* _The problem_: Please set down each entry exactly, omitting any picture it holds.

[Element data from apps and pages]
BEGIN

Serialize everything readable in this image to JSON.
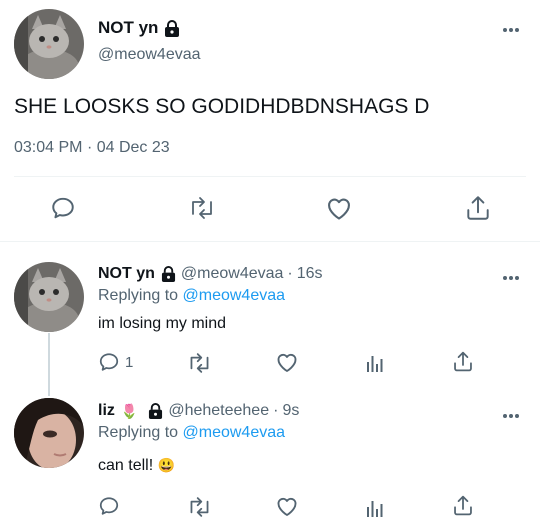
{
  "main_tweet": {
    "display_name": "NOT yn",
    "handle": "@meow4evaa",
    "text": "SHE LOOSKS SO GODIDHDBDNSHAGS D",
    "time": "03:04 PM",
    "date": "04 Dec 23",
    "date_sep": "·",
    "locked": true
  },
  "replies": [
    {
      "display_name": "NOT yn",
      "handle": "@meow4evaa",
      "meta_sep": "·",
      "age": "16s",
      "replying_label": "Replying to",
      "replying_to": "@meow4evaa",
      "text": "im losing my mind",
      "reply_count": "1"
    },
    {
      "display_name": "liz",
      "name_emoji": "🌷",
      "handle": "@heheteehee",
      "meta_sep": "·",
      "age": "9s",
      "replying_label": "Replying to",
      "replying_to": "@meow4evaa",
      "text": "can tell!",
      "text_emoji": "😃"
    }
  ],
  "colors": {
    "accent": "#1d9bf0",
    "muted": "#536471",
    "border": "#eff3f4",
    "text": "#0f1419"
  },
  "icons": {
    "reply": "reply-icon",
    "retweet": "retweet-icon",
    "like": "heart-icon",
    "share": "share-icon",
    "views": "views-icon",
    "lock": "lock-icon",
    "more": "more-icon"
  }
}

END

* _Solution to this problem_:
Serialize everything readable in this image to JSON.
{
  "main_tweet": {
    "display_name": "NOT yn",
    "handle": "@meow4evaa",
    "text": "SHE LOOSKS SO GODIDHDBDNSHAGS D",
    "time": "03:04 PM",
    "date": "04 Dec 23",
    "date_sep": "·",
    "locked": true
  },
  "replies": [
    {
      "display_name": "NOT yn",
      "handle": "@meow4evaa",
      "meta_sep": "·",
      "age": "16s",
      "replying_label": "Replying to",
      "replying_to": "@meow4evaa",
      "text": "im losing my mind",
      "reply_count": "1"
    },
    {
      "display_name": "liz",
      "name_emoji": "🌷",
      "handle": "@heheteehee",
      "meta_sep": "·",
      "age": "9s",
      "replying_label": "Replying to",
      "replying_to": "@meow4evaa",
      "text": "can tell!",
      "text_emoji": "😃"
    }
  ],
  "colors": {
    "accent": "#1d9bf0",
    "muted": "#536471",
    "border": "#eff3f4",
    "text": "#0f1419"
  },
  "icons": {
    "reply": "reply-icon",
    "retweet": "retweet-icon",
    "like": "heart-icon",
    "share": "share-icon",
    "views": "views-icon",
    "lock": "lock-icon",
    "more": "more-icon"
  }
}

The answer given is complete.